A11 Football League Chief Executive Officer/Commissioner Scott McKibben knows fans of the new spring outdoor professional football league want more details about various aspects of the progress of the circuit.
And those fans are about to get some of those details.
“We are getting very close to where we will do our national announcement,” said McKibben, adding that the announcement will include who the league’s television partner will be, as well as announcing six of the league’s eight initial markets as being “solid.” “There are still two (markets) that could change and could be in flux, and that’s because of interest from different ownership groups and interest in TV. Within the next 30 days, certainly before Christmas, we will make an announcement.”
McKibben said the conclusion of the television deal, of which the A11FL is in serious late-stage negotiations with three networks, is what has delayed the league’s national announcement. He added that the league’s equipment/merchandise/apparel sponsor will tie in with the television announcement.
“When we do our national announcement, we want to do it with something of substance,” said McKibben. “Television is probably the single-most important and critical element of a league, whether it is a professional league or a college conference. We’ve all seen what the value economically is. But equally as important is, with the various types of distribution, having your product in the hands of a high-quality network broadcaster. There isn’t any question that the single biggest component that we have to get done is television. That’s the gas in the tank.”
“The development of the league and the launch of the league continues to move forward. We’ve been very pleased. On the fundraising side, we’ve spent a lot of time on the road, and we’re getting a lot of interest on the team and league level.”
McKibben said the A11FL will go ahead with two “showcase games,” both nationally-televised, in May 2014. The coaching staffs for the two showcase games will be the eight head coaches for the full inaugural A11FL season, as well as a few more additional assistant coaches for each team.
“I’m not going to mention any of them by name,” McKibben said of potential A11FL head coaches. “We’re looking for coaches who want to coach at the professional level who are great at developing players, who understand this is a league that isn’t like Arena Football or any of the others – this is National Football League-kind of football. It’s not about names as it is about the quality of the coach.”
The inaugural A11FL season will begin the last weekend of March 2015, and end with the first A11FL championship game on or around Fourth of July weekend.
The A11FL has the advantage, or disadvantage, depending on your point of view, of coming into being in the “digital age” of Facebook, Twitter, blogs, etc. – things previous spring outdoor pro football leagues didn’t have access to.
McKibben sees this as a positive, saying, “I think we have an advantage that the USFL, the XFL and the UFL didn’t have. While we haven’t made an official announcement, it has piqued the interest of our fan base. This continues to go on, and it feeds on itself. It feeds on the interest of our fans. While at times, it has consumed some of our time in having to respond, I think it’s better to have visibility than silence. I’ll take the chatter over silence any day.”

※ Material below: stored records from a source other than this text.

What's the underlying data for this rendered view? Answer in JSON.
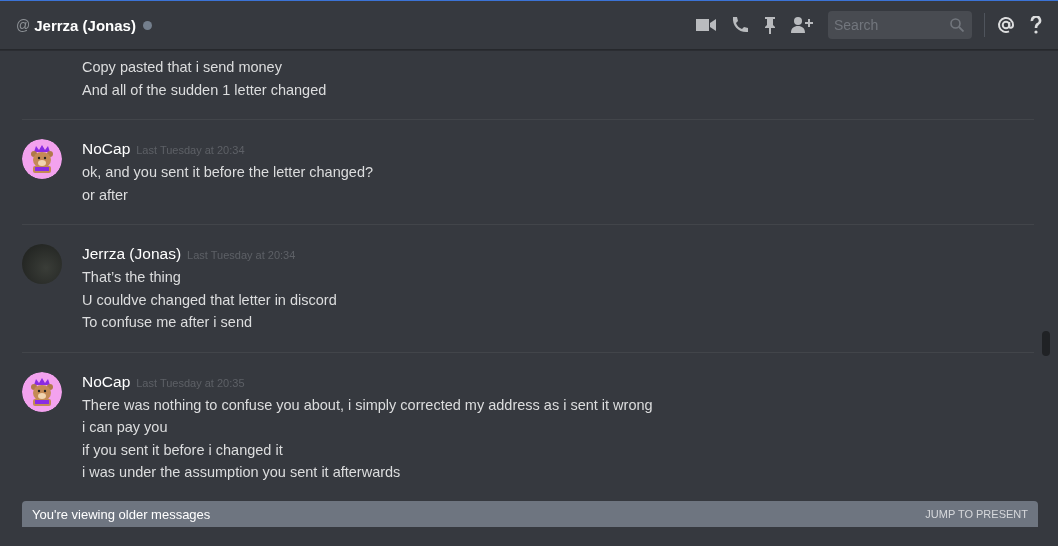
{
  "header": {
    "prefix": "@",
    "title": "Jerrza (Jonas)",
    "online": false,
    "search": {
      "placeholder": "Search"
    }
  },
  "messages": [
    {
      "lines": [
        "Copy pasted that i send money",
        "And all of the sudden 1 letter changed"
      ]
    },
    {
      "kind": "bear",
      "author": "NoCap",
      "timestamp": "Last Tuesday at 20:34",
      "lines": [
        "ok, and you sent it before the letter changed?",
        "or after"
      ]
    },
    {
      "kind": "photo",
      "author": "Jerrza (Jonas)",
      "timestamp": "Last Tuesday at 20:34",
      "lines": [
        "That’s the thing",
        "U couldve changed that letter in discord",
        "To confuse me after i send"
      ]
    },
    {
      "kind": "bear",
      "author": "NoCap",
      "timestamp": "Last Tuesday at 20:35",
      "lines": [
        "There was nothing to confuse you about, i simply corrected my address as i sent it wrong",
        "i can pay you",
        "if you sent it before i changed it",
        "i was under the assumption you sent it afterwards"
      ]
    }
  ],
  "older_bar": {
    "text": "You're viewing older messages",
    "action": "JUMP TO PRESENT"
  }
}
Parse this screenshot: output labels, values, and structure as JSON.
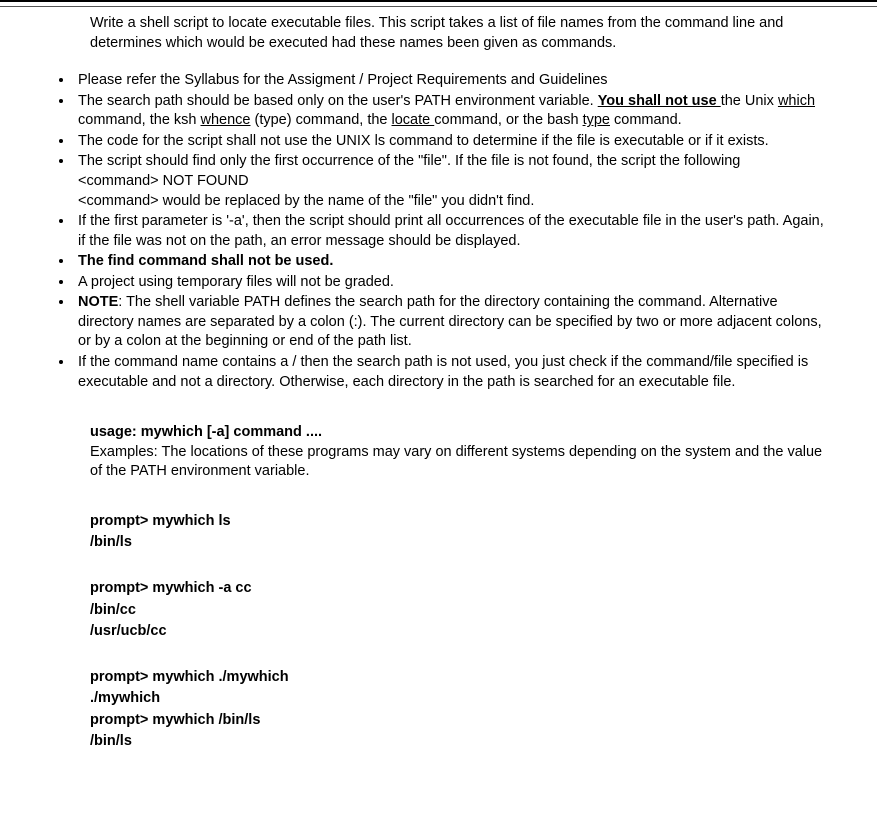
{
  "intro": "Write a shell script to locate executable files. This script takes a list of file names from the command line and determines which would be executed had these names been given as commands.",
  "bullets": {
    "b0": "Please refer the Syllabus for the Assigment / Project Requirements and Guidelines",
    "b1_a": "The search path should be based only on the user's PATH environment variable. ",
    "b1_b": "You shall not use ",
    "b1_c": "the Unix ",
    "b1_d": "which ",
    "b1_e": "command, the ksh ",
    "b1_f": "whence",
    "b1_g": " (type) command, the ",
    "b1_h": "locate ",
    "b1_i": "command, or the bash ",
    "b1_j": "type",
    "b1_k": " command.",
    "b2": "The code for the script shall not use the UNIX ls command to determine if the file is executable or if it exists.",
    "b3_a": "The script should find only the first occurrence of the \"file\". If the file is not found, the script  the following",
    "b3_b": "<command> NOT FOUND",
    "b3_c": "<command> would be replaced by the name of the \"file\" you didn't find.",
    "b4": "If the first parameter is '-a', then the script should print all occurrences of the executable file in the user's path. Again, if the file was not on the path, an error message should be displayed.",
    "b5": "The find command shall not be used.",
    "b6": "A project using temporary files will not be graded.",
    "b7_a": "NOTE",
    "b7_b": ": The shell variable PATH defines the search path for the directory containing the command. Alternative directory names are separated by a colon (:). The current directory can be specified by two or more adjacent colons, or by a colon at the beginning or end of the path list.",
    "b8": "If the command name contains a / then the search path is not used, you just check if the command/file specified is executable and not a directory. Otherwise, each directory in the path is searched for an executable file."
  },
  "usage": {
    "heading": "usage: mywhich [-a] command ....",
    "desc": "Examples: The locations of these programs may vary on different systems depending on the system and the value of the PATH environment variable."
  },
  "examples": {
    "e1_prompt": "prompt> mywhich ls",
    "e1_out1": "/bin/ls",
    "e2_prompt": "prompt> mywhich -a cc",
    "e2_out1": "/bin/cc",
    "e2_out2": "/usr/ucb/cc",
    "e3_prompt": "prompt> mywhich ./mywhich",
    "e3_out1": "./mywhich",
    "e4_prompt": "prompt> mywhich /bin/ls",
    "e4_out1": "/bin/ls"
  }
}
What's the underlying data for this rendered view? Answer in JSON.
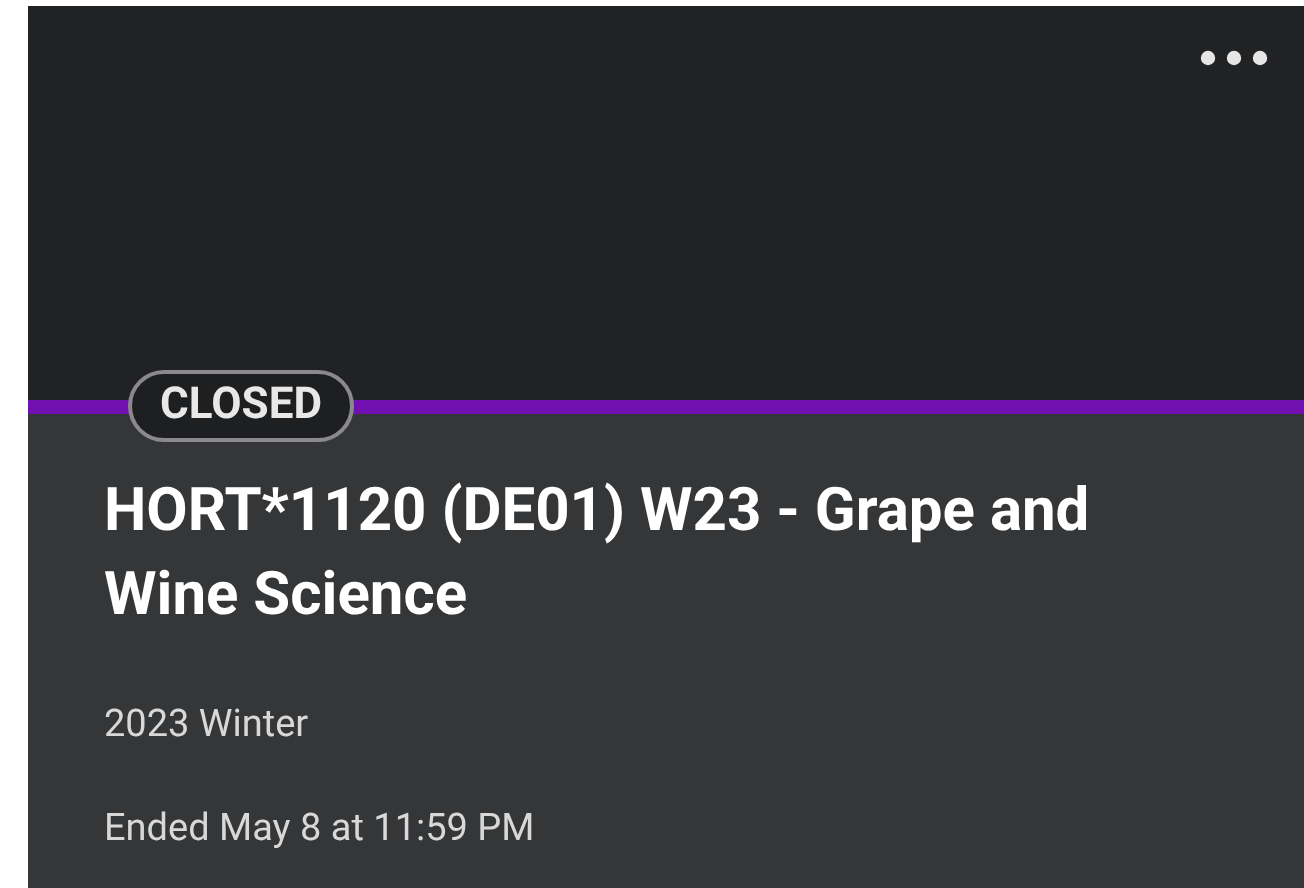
{
  "course_card": {
    "badge": "CLOSED",
    "title": "HORT*1120 (DE01) W23 - Grape and Wine Science",
    "term": "2023 Winter",
    "end_date": "Ended May 8 at 11:59 PM"
  }
}
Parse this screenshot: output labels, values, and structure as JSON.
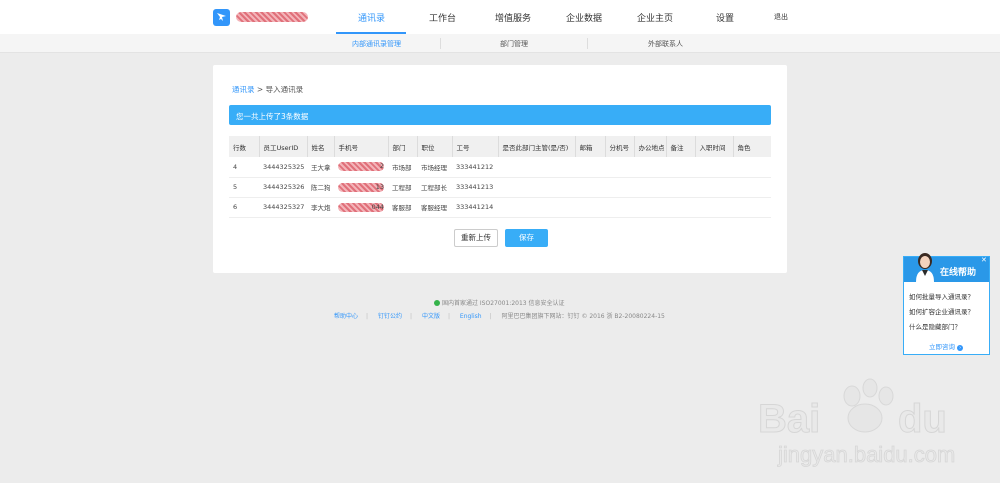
{
  "nav": {
    "items": [
      {
        "label": "通讯录",
        "active": true
      },
      {
        "label": "工作台"
      },
      {
        "label": "增值服务"
      },
      {
        "label": "企业数据"
      },
      {
        "label": "企业主页"
      },
      {
        "label": "设置"
      }
    ],
    "logout": "退出"
  },
  "subnav": {
    "items": [
      {
        "label": "内部通讯录管理",
        "active": true
      },
      {
        "label": "部门管理"
      },
      {
        "label": "外部联系人"
      }
    ]
  },
  "breadcrumb": {
    "root": "通讯录",
    "current": "导入通讯录"
  },
  "banner": "您一共上传了3条数据",
  "table": {
    "headers": [
      "行数",
      "员工UserID",
      "姓名",
      "手机号",
      "部门",
      "职位",
      "工号",
      "是否此部门主管(是/否)",
      "邮箱",
      "分机号",
      "办公地点",
      "备注",
      "入职时间",
      "角色"
    ],
    "rows": [
      {
        "row": "4",
        "userid": "3444325325",
        "name": "王大拿",
        "phone_tail": "2",
        "dept": "市场部",
        "title": "市场经理",
        "empno": "333441212"
      },
      {
        "row": "5",
        "userid": "3444325326",
        "name": "陈二狗",
        "phone_tail": "13",
        "dept": "工程部",
        "title": "工程部长",
        "empno": "333441213"
      },
      {
        "row": "6",
        "userid": "3444325327",
        "name": "李大炮",
        "phone_tail": "044",
        "dept": "客服部",
        "title": "客服经理",
        "empno": "333441214"
      }
    ]
  },
  "buttons": {
    "reupload": "重新上传",
    "save": "保存"
  },
  "footer": {
    "cert": "国内首家通过 ISO27001:2013 信息安全认证",
    "links": [
      "帮助中心",
      "钉钉公约",
      "中文版",
      "English"
    ],
    "copyright": "阿里巴巴集团旗下网站：钉钉 © 2016 浙 B2-20080224-15"
  },
  "help": {
    "title": "在线帮助",
    "questions": [
      "如何批量导入通讯录？",
      "如何扩容企业通讯录？",
      "什么是隐藏部门？"
    ],
    "more": "立即咨询"
  },
  "colors": {
    "accent": "#3296fa",
    "banner": "#38adf7"
  }
}
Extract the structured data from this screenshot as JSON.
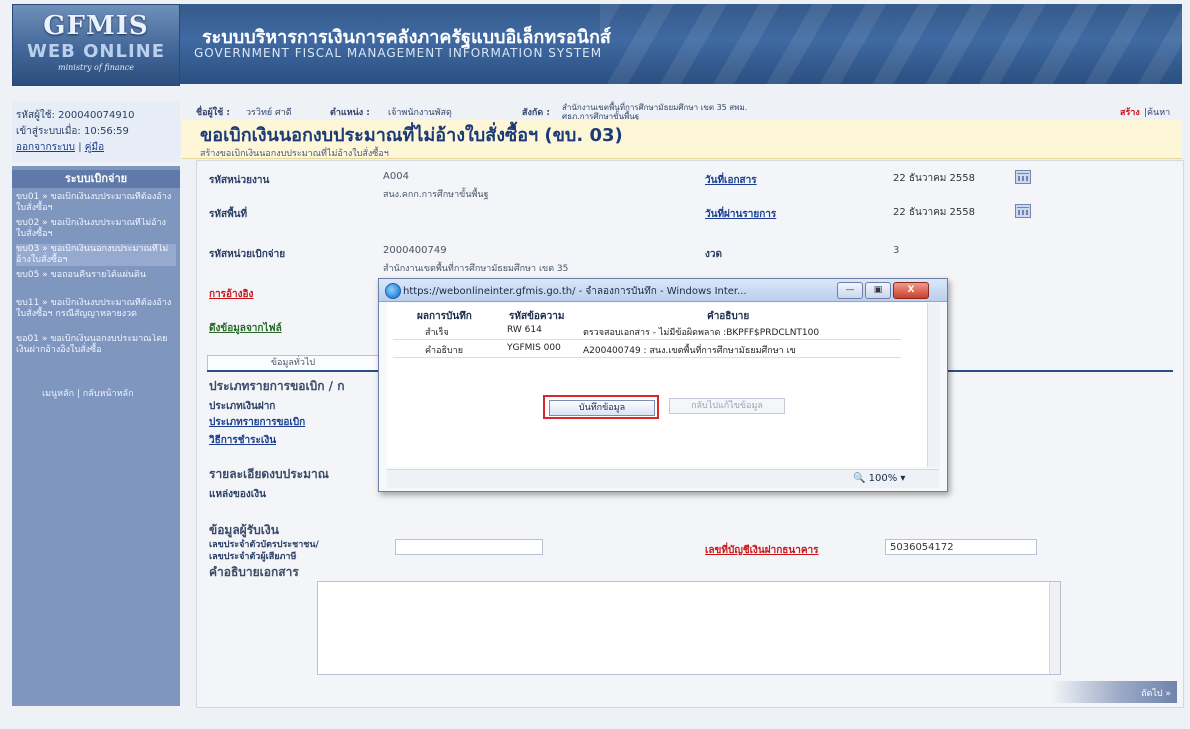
{
  "header": {
    "logo_main": "GFMIS",
    "logo_sub": "WEB ONLINE",
    "logo_ministry": "ministry of finance",
    "title_th": "ระบบบริหารการเงินการคลังภาครัฐแบบอิเล็กทรอนิกส์",
    "title_en": "GOVERNMENT FISCAL MANAGEMENT INFORMATION SYSTEM"
  },
  "sidebar": {
    "user_id": "รหัสผู้ใช้: 200040074910",
    "login_time": "เข้าสู่ระบบเมื่อ: 10:56:59",
    "logout_label": "ออกจากระบบ",
    "manual_label": "คู่มือ",
    "section_title": "ระบบเบิกจ่าย",
    "items": [
      {
        "label": "ขบ01 » ขอเบิกเงินงบประมาณที่ต้องอ้างใบสั่งซื้อฯ"
      },
      {
        "label": "ขบ02 » ขอเบิกเงินงบประมาณที่ไม่อ้างใบสั่งซื้อฯ"
      },
      {
        "label": "ขบ03 » ขอเบิกเงินนอกงบประมาณที่ไม่อ้างใบสั่งซื้อฯ"
      },
      {
        "label": "ขบ05 » ขอถอนคืนรายได้แผ่นดิน"
      },
      {
        "label": "ขบ11 » ขอเบิกเงินงบประมาณที่ต้องอ้างใบสั่งซื้อฯ กรณีสัญญาหลายงวด"
      },
      {
        "label": "ขอ01 » ขอเบิกเงินนอกงบประมาณโดยเงินฝากอ้างอิงใบสั่งซื้อ"
      }
    ],
    "footer": "เมนูหลัก | กลับหน้าหลัก"
  },
  "info_bar": {
    "user_label": "ชื่อผู้ใช้ :",
    "user_value": "วรวิทย์ ศาดี",
    "position_label": "ตำแหน่ง :",
    "position_value": "เจ้าพนักงานพัสดุ",
    "affiliation_label": "สังกัด :",
    "affiliation_line1": "สำนักงานเขตพื้นที่การศึกษามัธยมศึกษา เขต 35 สพม.",
    "affiliation_line2": "ศธภ.การศึกษาขั้นพื้นฐ",
    "create_label": "สร้าง",
    "search_label": "|ค้นหา"
  },
  "page": {
    "title": "ขอเบิกเงินนอกงบประมาณที่ไม่อ้างใบสั่งซื้อฯ (ขบ. 03)",
    "subtitle": "สร้างขอเบิกเงินนอกงบประมาณที่ไม่อ้างใบสั่งซื้อฯ"
  },
  "form": {
    "agency_code_label": "รหัสหน่วยงาน",
    "agency_code_value": "A004",
    "agency_name": "สนง.คกก.การศึกษาขั้นพื้นฐ",
    "area_code_label": "รหัสพื้นที่",
    "doc_date_label": "วันที่เอกสาร",
    "doc_date_value": "22 ธันวาคม 2558",
    "post_date_label": "วันที่ผ่านรายการ",
    "post_date_value": "22 ธันวาคม 2558",
    "disbursing_unit_label": "รหัสหน่วยเบิกจ่าย",
    "disbursing_unit_value": "2000400749",
    "disbursing_unit_name": "สำนักงานเขตพื้นที่การศึกษามัธยมศึกษา เขต 35",
    "period_label": "งวด",
    "period_value": "3",
    "reference_label": "การอ้างอิง",
    "file_data_label": "ดึงข้อมูลจากไฟล์",
    "tab_general": "ข้อมูลทั่วไป",
    "section_type_label": "ประเภทรายการขอเบิก / ก",
    "money_type_label": "ประเภทเงินฝาก",
    "request_type_label": "ประเภทรายการขอเบิก",
    "payment_method_label": "วิธีการชำระเงิน",
    "budget_detail_label": "รายละเอียดงบประมาณ",
    "source_label": "แหล่งของเงิน",
    "payee_label": "ข้อมูลผู้รับเงิน",
    "id_label_1": "เลขประจำตัวบัตรประชาชน/",
    "id_label_2": "เลขประจำตัวผู้เสียภาษี",
    "bank_account_label": "เลขที่บัญชีเงินฝากธนาคาร",
    "bank_account_value": "5036054172",
    "description_label": "คำอธิบายเอกสาร",
    "next_label": "ถัดไป »"
  },
  "popup": {
    "title": "https://webonlineinter.gfmis.go.th/ - จำลองการบันทึก - Windows Inter...",
    "col_result": "ผลการบันทึก",
    "col_msg_code": "รหัสข้อความ",
    "col_description": "คำอธิบาย",
    "rows": [
      {
        "result": "สำเร็จ",
        "code": "RW 614",
        "description": "ตรวจสอบเอกสาร - ไม่มีข้อผิดพลาด :BKPFF$PRDCLNT100"
      },
      {
        "result": "คำอธิบาย",
        "code": "YGFMIS 000",
        "description": "A200400749 : สนง.เขตพื้นที่การศึกษามัธยมศึกษา เข"
      }
    ],
    "save_button": "บันทึกข้อมูล",
    "back_button": "กลับไปแก้ไขข้อมูล",
    "zoom": "100%",
    "min_symbol": "—",
    "max_symbol": "▣",
    "close_symbol": "X"
  },
  "colors": {
    "header_blue": "#355a8b",
    "sidebar_blue": "#7f96bf",
    "title_bg": "#fdf7d8",
    "highlight_red": "#d9282b"
  }
}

The A11FL will have four player drafts/allocations over 60 days through January of 2015 to stock the bulk of its eight teams’ rosters for training camp:
- A territorial allocation of players who were eligible for the National Football League Draft from 2009-14.
- A common draft of non-territorial players who were eligible for the NFL Draft from 2009-14.
- A territorial allocation of players eligible for the NFL Draft in 2015.
- A common draft of non-territorial players eligible for the NFL Draft in 2015.
“The regional component is quite attractive for a league starting up because of the familiarity of the fans in the region, of the media familiarity,” McKibben said, “and a lot of these players will want to stay reasonably close to home, if possible. We only protect a few schools for a few rounds, so we think we have just the right mix. I think we’ve struck the right balance.”
The behind-the-scenes developments with the A11FL in recent months have served to heighten McKibben’s excitement about what’s to come in 2014, 2015 and beyond.
“As you get closer and you become more of what I would call ‘real’ to people, the excitement picks up, no question about it,” he said. “The real threshold point for us is when we have completed a national television agreement. We haven’t done an official announcement, because it’s our view that one of the most important components is, what’s the media going to be, what’s the television going to be.
“It (the excitement) has continued to grow by the day. The closer you get to the reality of this thing really coming together, the more excited you get. When you get down to the deep points, it begins to feel more like it’s real. We’re set and ready to go.”